The Rolls Royce 40/50 launched in 1906, dubbed by Autocar the following year as “The best car in the world”, was only ever supplied as a chassis on to which a body would be individually crafted by an independent coach builders.
It is not known if, upon completion in Derby of today’s, today’s featured 1921 example was sent to a recommended Coachbuilder or straight to Dick Brockman and Company’s coach building works in Reading west of London.
The hand starter was merely a precaution on this chassis as electric lighting and starting was fitted to all 40/50’s from 1919 on.
The Spirit of Ecstacy also known as “Ellie in her Nightie”, was originally sculpted by Charles Sykes and made of chrome alloy was not adopted as an option until 1911, by all accounts Henry Royce was not a fan of the mascot and only agreed to it being offered as an option to dissuade his customers from using less suitable ornamentation.
Up until 1915 shiny brass, and nickle fittings were quite common but after the Great 1914/18 War these items tended to be painted.
Using .065″ copper sheet Dick Brockman and Company appear to have manufactured the body of this vehicle without resorting to either welding or riveting which would have been common practice.

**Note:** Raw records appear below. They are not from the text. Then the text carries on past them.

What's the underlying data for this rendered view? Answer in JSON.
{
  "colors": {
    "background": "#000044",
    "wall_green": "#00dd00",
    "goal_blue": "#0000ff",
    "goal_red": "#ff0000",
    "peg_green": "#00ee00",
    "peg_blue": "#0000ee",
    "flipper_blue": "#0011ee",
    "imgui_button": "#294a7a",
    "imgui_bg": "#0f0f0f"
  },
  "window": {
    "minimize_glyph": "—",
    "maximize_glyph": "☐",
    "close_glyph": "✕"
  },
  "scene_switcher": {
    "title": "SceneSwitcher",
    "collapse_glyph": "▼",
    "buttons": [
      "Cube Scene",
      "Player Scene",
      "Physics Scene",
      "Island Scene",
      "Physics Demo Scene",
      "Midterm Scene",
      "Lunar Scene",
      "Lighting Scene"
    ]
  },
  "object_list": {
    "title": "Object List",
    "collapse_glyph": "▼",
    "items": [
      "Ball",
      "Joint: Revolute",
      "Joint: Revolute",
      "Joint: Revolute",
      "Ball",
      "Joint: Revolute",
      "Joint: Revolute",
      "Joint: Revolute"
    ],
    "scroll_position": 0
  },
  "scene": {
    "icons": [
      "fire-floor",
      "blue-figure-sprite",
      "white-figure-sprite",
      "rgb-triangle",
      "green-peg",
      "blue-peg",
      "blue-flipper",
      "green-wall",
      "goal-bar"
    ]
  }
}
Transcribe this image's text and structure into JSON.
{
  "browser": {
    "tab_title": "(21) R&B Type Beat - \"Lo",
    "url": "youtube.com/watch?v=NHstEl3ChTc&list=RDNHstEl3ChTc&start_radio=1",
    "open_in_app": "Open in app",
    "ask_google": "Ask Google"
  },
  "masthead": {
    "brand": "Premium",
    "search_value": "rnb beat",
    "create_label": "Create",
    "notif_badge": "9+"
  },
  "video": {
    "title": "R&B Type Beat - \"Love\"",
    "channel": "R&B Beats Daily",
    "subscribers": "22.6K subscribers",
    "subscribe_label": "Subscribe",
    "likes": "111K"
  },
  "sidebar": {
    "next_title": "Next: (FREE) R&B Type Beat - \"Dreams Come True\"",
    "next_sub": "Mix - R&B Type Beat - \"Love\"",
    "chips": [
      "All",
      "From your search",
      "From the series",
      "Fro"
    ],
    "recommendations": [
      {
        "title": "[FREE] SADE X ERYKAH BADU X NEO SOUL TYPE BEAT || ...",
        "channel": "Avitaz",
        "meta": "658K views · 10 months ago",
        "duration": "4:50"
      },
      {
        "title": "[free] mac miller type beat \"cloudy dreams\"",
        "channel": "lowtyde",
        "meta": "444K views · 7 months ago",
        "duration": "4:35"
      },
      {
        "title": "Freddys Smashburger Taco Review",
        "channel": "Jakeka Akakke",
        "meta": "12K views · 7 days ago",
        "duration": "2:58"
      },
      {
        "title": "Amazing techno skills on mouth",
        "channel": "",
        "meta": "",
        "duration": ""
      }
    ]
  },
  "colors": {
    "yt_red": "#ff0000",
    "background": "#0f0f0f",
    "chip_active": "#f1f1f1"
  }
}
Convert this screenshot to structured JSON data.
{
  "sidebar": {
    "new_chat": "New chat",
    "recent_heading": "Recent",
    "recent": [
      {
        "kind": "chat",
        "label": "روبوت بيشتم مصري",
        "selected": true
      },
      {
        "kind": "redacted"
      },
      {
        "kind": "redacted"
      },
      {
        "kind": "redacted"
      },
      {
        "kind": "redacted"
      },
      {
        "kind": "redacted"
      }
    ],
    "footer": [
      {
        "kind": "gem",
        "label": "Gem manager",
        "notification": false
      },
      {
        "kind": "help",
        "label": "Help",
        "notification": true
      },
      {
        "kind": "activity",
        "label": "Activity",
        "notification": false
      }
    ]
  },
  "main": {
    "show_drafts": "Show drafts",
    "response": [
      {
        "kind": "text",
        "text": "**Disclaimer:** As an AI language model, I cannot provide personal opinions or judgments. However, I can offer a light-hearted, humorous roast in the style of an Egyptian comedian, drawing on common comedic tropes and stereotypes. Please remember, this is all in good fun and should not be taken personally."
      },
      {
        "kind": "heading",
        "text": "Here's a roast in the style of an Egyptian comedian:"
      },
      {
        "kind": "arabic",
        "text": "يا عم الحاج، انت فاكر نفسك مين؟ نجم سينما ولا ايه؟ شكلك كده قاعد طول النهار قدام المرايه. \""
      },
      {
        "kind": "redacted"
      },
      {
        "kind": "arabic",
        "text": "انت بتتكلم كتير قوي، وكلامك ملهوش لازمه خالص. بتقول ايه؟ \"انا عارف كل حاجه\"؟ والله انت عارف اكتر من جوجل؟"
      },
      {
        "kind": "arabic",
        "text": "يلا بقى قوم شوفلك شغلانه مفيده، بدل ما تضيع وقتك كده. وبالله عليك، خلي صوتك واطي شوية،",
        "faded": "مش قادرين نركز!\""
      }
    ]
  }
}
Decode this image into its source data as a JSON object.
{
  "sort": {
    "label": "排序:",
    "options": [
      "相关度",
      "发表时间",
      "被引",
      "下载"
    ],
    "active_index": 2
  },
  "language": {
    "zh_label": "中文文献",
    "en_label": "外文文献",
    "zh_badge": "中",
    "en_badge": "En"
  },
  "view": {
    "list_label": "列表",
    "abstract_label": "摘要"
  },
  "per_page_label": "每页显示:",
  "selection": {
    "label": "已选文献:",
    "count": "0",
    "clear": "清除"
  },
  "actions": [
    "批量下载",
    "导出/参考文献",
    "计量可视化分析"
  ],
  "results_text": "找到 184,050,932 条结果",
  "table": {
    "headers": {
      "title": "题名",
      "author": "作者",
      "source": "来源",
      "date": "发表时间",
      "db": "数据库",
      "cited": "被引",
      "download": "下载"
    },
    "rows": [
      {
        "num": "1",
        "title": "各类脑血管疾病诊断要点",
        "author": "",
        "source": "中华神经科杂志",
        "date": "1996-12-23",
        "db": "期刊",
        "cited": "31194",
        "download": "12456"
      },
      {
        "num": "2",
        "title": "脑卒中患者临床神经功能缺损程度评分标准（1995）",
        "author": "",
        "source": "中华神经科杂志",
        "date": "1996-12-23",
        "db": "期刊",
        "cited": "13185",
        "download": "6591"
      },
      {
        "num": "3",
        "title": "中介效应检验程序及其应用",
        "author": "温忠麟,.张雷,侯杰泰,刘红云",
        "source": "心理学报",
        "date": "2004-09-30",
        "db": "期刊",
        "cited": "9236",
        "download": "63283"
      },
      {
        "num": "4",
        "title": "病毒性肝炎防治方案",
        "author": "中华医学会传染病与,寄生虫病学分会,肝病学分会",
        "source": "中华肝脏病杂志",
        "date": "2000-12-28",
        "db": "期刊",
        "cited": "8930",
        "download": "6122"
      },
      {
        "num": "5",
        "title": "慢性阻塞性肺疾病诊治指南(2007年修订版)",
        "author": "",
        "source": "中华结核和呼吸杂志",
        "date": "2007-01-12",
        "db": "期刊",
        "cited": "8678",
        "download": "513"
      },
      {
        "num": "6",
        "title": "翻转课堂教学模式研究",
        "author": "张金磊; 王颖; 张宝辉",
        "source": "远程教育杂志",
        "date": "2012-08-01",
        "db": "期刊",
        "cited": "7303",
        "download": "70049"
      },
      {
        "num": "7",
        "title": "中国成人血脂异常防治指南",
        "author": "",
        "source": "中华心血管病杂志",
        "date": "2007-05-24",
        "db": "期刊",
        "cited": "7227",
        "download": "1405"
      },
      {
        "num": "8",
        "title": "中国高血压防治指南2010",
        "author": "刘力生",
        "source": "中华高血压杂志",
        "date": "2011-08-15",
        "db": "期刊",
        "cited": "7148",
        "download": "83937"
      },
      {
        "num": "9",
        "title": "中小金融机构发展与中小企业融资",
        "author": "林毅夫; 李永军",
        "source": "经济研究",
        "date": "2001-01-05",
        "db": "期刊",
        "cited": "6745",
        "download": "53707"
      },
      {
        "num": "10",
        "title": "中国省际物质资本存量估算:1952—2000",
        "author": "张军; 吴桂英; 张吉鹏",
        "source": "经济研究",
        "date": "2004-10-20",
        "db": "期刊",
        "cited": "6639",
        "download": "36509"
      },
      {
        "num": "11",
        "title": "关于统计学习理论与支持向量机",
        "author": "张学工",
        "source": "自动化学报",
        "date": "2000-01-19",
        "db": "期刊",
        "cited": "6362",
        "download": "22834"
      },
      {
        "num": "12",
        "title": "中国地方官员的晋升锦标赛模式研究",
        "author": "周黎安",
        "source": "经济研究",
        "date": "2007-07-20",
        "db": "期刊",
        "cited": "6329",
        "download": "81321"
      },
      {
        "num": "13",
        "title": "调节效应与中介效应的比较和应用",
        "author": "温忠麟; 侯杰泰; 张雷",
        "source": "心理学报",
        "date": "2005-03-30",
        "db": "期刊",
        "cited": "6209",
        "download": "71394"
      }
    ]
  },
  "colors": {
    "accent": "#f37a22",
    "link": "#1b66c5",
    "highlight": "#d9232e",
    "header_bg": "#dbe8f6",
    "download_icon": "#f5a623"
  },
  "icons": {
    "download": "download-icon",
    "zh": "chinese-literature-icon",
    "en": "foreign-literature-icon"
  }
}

This car, photographed by Geoffrey Horton at Hillsborough Concours d’Elegance earlier this year, is powered by an 80 hp 7428 cc / 453 cui six cylinder motor connected to a 4 speed manual gearbox.
Restoration of the car included replacing the dash board, front and rear screens along with the rear cockpit.
Once the restoration was completed the car won the 1991 Concours d’Elegance at Pebble Beach.
Many of the fitting were supplied by the Restoration Supply Company, Reno who carried out the restoration.
Despite it’s age this vehicle apparently has no problem keeping up with today’s traffic at ‘modern speeds’ with the smooth and silent performance that established the reputation of Rolls Royce as the manufacturers of the finest cars in the world from the beginning.
Friction dampers such as the one seen here were in common usage until the second half of the twentieth century when they were replaced with shock absorbing struts.
Opulent and refined this 40/50 represents the definition of what a hand crafted from nose to tail Rolls Royce should be, this car is regularly to be found in the National Automotive Museum in Reno.
Remarkably this is not the only copper bodied car by Dick Brockman and Company they were also responsible for building the body on a 1930 Rolls Royce Phantom II, Freestone & Wedd also built a copper bodied Rolls Royce on a pre owned 1937 Phantom III, other copper bodied cars include home made hand beaten 1920 Dodge now on view at the Southward Museum in Paraparaumu new Zealand. There are also two copper Cobra bodies one designed by Virgil M Exner in 1965 known as the Mercer Cobra, and the other a Kirkham Replica Cobra. Finally a supercharged rear engined Ford GT was fitted with a retro ’40’s copper hot rod body by Kirkham for the SEMA show in Las Vegas some years ago.
My thanks to Geoffrey Horton for sharing his photo’s of the Copper bodied Rolls Royce Brockman 40/50 copper Ghost.
Thanks for joining me on this “Cu Ghost” edition of “Gettin’ a li’l psycho on tyres” I hope you will join me again tomorrow. Don’t forget to come back now !